In which lines of the data does the string "screenshot" appear? Copy every one.

╭──

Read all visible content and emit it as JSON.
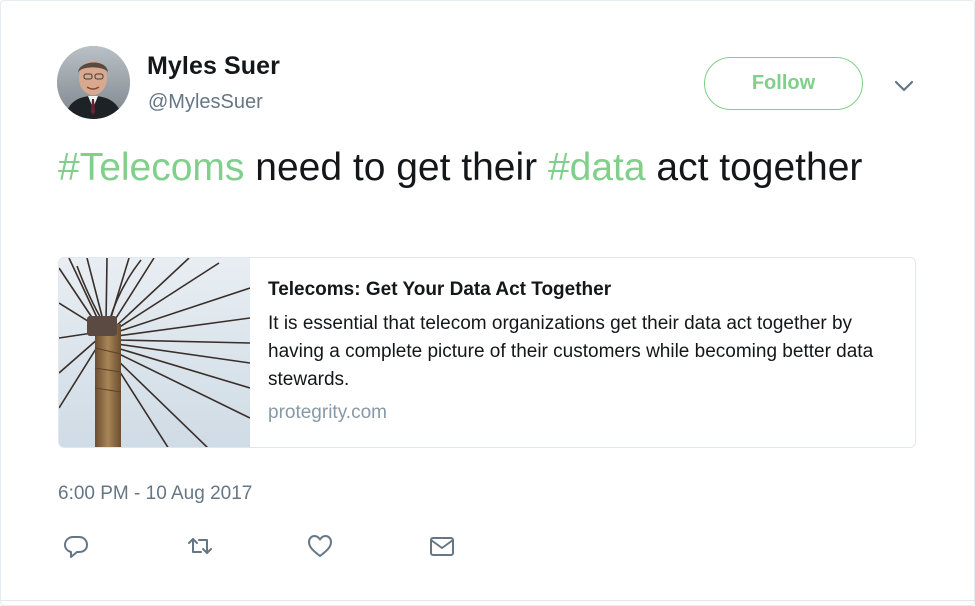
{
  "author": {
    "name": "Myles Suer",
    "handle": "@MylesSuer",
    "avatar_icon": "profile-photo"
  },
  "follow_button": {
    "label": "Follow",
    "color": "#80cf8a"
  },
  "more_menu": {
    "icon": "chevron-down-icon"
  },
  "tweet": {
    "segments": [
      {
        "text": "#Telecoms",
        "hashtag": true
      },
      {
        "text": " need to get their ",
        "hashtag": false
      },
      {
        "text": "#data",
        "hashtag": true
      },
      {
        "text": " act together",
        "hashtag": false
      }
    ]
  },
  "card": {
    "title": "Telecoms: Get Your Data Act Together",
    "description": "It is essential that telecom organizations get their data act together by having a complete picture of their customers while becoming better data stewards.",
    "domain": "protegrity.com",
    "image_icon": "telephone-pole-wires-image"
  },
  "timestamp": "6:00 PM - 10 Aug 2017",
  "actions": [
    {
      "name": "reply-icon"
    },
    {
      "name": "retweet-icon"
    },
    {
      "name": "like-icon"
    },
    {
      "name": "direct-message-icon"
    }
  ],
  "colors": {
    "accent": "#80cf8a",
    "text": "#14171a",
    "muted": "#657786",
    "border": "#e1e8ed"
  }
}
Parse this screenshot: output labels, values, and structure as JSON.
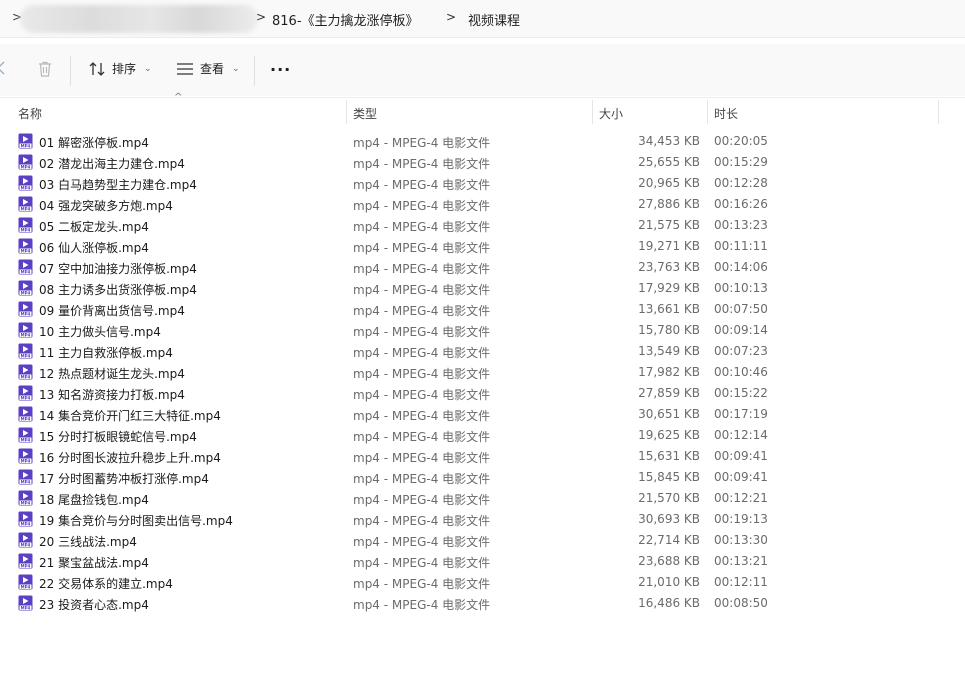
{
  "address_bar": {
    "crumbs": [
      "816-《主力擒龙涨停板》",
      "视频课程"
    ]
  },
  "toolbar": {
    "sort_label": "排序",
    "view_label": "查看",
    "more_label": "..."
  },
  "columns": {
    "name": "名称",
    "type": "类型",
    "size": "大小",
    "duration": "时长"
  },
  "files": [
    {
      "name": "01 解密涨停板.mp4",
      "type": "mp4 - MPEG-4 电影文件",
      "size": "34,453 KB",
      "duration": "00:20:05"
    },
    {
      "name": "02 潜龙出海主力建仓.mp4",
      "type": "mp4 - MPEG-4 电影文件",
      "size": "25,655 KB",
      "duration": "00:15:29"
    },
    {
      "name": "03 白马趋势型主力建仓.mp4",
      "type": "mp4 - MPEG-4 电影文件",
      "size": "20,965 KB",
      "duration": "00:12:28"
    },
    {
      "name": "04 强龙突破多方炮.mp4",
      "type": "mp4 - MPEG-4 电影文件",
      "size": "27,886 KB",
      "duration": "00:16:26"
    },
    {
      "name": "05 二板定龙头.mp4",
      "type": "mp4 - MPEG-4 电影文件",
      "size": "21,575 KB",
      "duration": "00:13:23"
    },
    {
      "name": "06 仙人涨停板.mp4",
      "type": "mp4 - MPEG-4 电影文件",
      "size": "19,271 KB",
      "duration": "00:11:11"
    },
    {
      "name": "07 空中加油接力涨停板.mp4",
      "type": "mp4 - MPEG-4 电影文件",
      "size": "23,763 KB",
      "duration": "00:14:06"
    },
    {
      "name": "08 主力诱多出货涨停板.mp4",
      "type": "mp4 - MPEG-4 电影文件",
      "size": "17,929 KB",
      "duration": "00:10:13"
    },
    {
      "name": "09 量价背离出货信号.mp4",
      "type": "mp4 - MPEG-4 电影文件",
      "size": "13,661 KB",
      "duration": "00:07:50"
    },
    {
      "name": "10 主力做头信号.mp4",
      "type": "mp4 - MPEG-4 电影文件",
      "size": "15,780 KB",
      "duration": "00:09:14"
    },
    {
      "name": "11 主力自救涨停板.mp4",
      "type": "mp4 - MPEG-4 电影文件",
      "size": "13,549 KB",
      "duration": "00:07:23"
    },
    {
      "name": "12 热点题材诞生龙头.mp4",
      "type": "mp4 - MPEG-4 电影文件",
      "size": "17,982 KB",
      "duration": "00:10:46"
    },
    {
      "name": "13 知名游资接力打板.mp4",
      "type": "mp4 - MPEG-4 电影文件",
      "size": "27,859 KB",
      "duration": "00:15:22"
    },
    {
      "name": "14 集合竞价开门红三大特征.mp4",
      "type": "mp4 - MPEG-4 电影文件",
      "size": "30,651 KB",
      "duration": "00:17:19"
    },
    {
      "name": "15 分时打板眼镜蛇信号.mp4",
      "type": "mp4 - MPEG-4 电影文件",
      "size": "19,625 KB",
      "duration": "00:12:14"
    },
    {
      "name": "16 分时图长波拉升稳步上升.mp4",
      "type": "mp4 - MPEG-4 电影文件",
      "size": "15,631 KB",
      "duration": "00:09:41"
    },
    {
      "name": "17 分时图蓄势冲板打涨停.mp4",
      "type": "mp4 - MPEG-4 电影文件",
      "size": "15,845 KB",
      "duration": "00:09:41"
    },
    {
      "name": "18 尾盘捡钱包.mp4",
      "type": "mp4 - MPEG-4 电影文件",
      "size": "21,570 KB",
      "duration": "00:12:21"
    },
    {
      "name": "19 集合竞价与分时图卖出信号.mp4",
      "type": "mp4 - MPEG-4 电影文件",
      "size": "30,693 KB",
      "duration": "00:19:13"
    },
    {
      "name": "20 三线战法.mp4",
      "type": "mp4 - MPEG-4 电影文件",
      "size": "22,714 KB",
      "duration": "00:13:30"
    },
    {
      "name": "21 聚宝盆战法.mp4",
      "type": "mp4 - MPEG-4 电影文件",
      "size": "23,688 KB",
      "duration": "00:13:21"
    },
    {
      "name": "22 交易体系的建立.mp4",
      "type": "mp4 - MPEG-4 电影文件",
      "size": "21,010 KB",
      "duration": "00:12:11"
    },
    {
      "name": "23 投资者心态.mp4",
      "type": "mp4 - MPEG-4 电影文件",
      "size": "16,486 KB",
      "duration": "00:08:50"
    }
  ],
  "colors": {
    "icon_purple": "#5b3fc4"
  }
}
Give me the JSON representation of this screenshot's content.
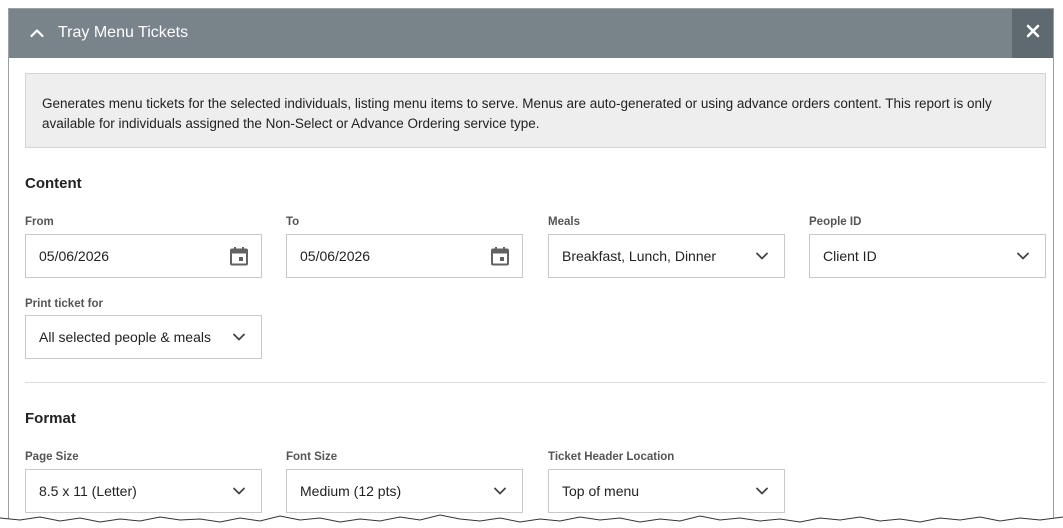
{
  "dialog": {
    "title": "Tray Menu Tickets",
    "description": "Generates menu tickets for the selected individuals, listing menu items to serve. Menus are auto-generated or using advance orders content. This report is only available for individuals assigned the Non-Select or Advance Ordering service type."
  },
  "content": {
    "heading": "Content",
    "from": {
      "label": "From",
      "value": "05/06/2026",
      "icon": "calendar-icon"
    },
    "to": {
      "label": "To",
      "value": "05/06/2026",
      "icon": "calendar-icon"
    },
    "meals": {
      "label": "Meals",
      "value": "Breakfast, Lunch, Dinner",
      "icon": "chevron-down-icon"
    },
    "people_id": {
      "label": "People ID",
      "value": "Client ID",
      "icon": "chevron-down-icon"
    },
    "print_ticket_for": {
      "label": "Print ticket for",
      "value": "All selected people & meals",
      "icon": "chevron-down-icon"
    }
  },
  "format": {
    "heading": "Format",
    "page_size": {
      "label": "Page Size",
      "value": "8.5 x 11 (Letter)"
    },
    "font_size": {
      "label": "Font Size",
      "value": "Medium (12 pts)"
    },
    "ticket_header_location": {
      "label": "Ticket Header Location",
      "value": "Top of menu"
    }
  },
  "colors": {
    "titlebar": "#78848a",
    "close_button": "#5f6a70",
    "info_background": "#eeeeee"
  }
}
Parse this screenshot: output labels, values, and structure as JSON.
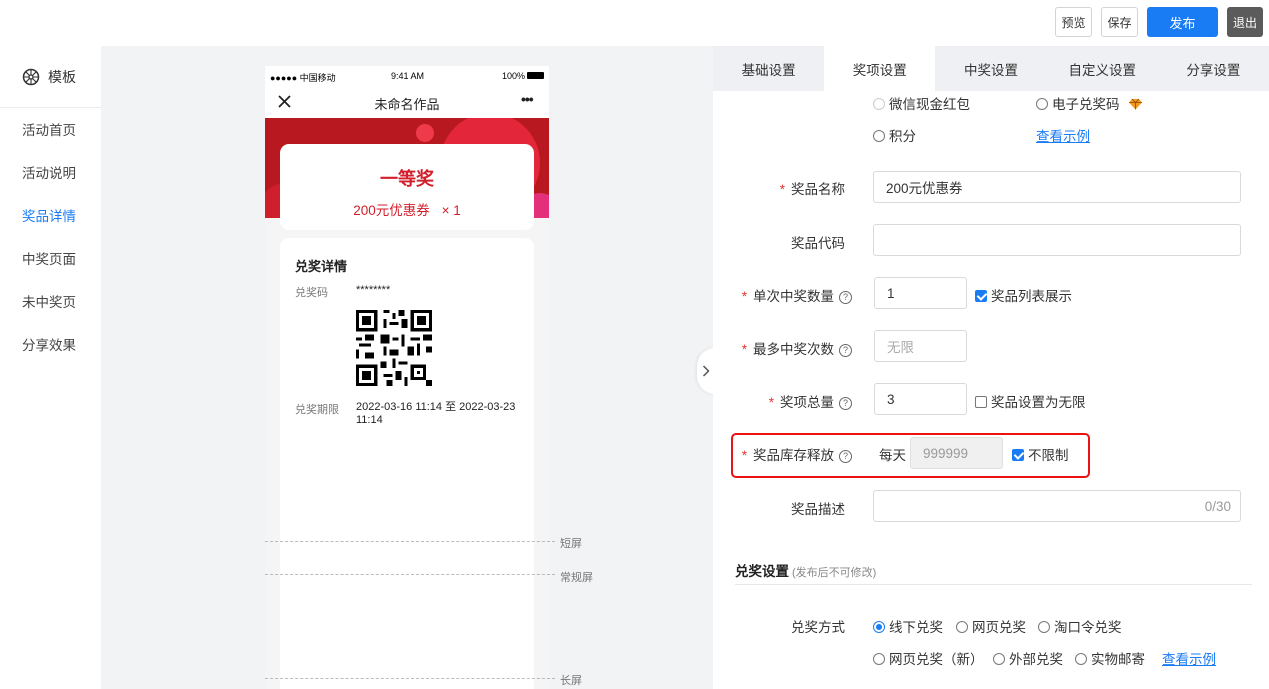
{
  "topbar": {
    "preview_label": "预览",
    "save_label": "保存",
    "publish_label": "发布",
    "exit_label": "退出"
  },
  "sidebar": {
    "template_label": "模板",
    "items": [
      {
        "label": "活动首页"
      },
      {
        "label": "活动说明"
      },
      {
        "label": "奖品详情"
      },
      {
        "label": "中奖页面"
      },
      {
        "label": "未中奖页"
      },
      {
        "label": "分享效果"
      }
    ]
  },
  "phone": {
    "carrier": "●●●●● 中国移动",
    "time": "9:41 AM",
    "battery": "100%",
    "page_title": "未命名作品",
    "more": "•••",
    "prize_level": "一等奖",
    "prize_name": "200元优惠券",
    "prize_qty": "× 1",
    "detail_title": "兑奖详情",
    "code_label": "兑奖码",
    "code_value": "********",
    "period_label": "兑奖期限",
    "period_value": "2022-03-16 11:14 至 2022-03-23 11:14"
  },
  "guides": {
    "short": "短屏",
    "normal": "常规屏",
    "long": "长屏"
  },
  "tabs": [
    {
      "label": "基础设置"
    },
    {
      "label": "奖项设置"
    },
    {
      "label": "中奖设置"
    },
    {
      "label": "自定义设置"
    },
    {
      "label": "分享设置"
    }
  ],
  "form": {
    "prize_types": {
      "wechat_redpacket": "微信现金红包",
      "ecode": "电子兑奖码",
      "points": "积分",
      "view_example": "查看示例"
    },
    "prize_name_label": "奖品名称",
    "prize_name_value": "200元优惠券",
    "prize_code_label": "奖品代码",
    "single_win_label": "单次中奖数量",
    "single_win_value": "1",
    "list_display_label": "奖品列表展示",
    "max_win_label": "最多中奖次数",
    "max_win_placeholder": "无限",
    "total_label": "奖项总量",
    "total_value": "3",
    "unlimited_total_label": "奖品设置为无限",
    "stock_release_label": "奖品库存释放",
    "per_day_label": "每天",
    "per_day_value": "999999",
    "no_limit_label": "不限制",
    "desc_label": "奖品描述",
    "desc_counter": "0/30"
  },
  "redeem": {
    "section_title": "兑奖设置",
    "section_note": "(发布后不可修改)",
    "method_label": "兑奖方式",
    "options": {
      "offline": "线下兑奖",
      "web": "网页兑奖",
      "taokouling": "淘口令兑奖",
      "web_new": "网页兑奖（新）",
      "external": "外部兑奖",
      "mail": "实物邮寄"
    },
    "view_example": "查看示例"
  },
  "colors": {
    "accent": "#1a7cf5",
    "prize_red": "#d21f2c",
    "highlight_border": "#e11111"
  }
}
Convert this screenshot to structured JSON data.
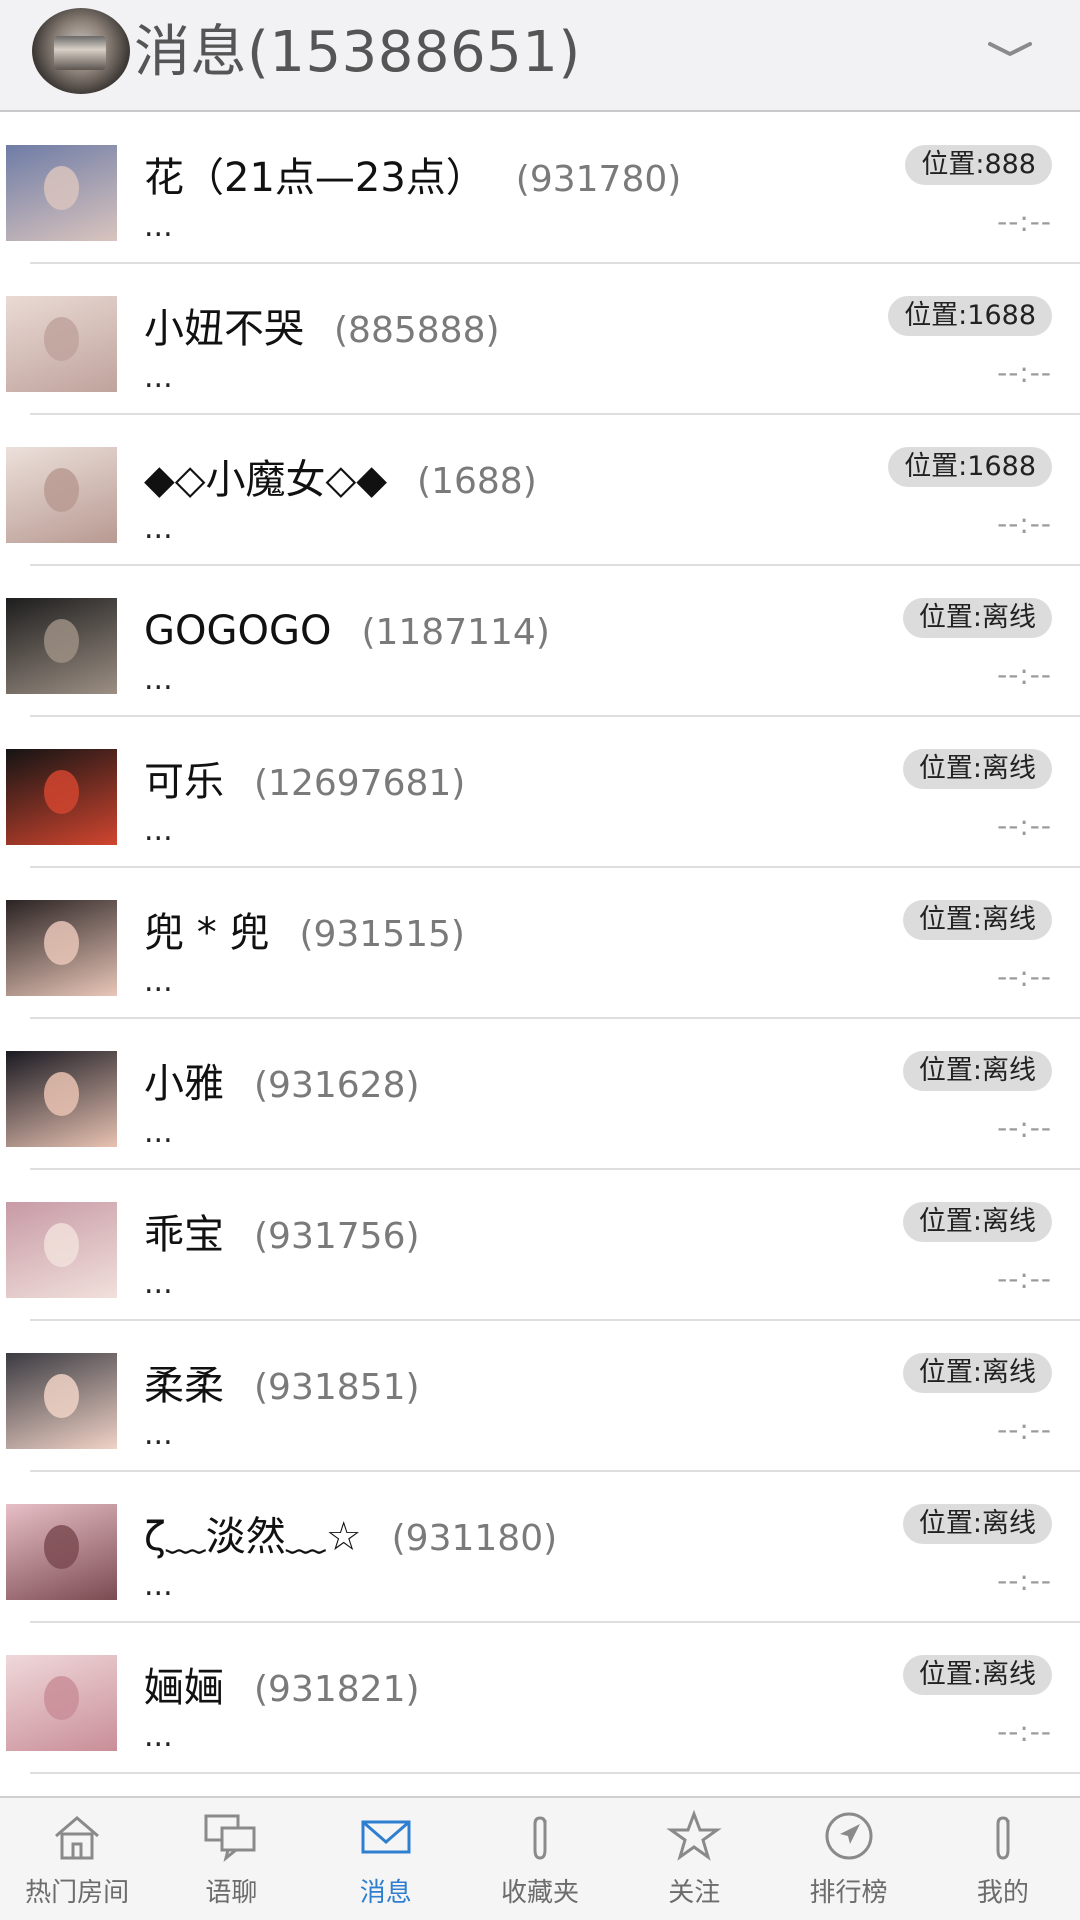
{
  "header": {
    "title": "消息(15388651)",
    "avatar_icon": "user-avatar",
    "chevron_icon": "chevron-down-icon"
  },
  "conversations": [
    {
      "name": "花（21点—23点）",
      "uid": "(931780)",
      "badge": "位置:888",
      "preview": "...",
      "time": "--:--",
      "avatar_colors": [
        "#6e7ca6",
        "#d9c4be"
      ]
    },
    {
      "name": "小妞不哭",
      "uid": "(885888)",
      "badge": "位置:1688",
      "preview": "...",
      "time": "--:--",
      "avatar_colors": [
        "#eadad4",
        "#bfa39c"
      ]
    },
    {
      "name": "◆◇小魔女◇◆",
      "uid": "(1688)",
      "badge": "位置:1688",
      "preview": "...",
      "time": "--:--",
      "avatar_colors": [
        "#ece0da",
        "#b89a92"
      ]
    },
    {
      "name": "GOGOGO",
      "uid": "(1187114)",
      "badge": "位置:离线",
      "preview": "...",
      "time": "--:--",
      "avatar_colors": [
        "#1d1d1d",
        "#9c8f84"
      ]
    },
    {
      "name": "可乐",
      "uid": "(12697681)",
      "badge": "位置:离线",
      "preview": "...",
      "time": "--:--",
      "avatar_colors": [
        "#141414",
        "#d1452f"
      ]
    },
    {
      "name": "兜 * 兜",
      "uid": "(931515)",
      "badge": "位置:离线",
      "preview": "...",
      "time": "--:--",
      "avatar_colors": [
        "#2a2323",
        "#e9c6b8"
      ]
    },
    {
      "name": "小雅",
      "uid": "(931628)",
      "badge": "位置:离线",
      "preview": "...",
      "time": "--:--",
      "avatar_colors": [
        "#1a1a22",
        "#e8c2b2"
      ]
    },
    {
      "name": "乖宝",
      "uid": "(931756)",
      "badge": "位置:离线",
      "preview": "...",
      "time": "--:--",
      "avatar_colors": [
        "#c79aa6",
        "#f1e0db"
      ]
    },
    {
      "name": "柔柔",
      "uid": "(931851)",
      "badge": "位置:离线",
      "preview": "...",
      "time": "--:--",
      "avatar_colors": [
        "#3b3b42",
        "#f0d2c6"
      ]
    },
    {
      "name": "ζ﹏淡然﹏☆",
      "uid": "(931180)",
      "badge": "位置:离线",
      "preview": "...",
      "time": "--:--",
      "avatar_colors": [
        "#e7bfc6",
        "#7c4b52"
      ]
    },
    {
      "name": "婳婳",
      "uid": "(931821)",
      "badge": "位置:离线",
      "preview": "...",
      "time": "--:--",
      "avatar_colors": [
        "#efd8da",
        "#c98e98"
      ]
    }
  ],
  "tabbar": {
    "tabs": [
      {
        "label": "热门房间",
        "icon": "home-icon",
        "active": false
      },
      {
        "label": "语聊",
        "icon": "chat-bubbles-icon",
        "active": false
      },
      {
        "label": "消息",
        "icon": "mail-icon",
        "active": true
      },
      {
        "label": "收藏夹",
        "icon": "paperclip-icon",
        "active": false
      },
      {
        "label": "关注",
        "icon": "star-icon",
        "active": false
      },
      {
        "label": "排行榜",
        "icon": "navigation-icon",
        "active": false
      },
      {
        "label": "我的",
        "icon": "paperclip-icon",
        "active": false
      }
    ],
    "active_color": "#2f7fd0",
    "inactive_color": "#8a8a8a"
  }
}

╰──

[Answer below]
Parse this screenshot: output labels, values, and structure as JSON.
Give me the JSON representation of this screenshot's content.
Parse this screenshot: output labels, values, and structure as JSON.
Convert this screenshot to structured JSON data.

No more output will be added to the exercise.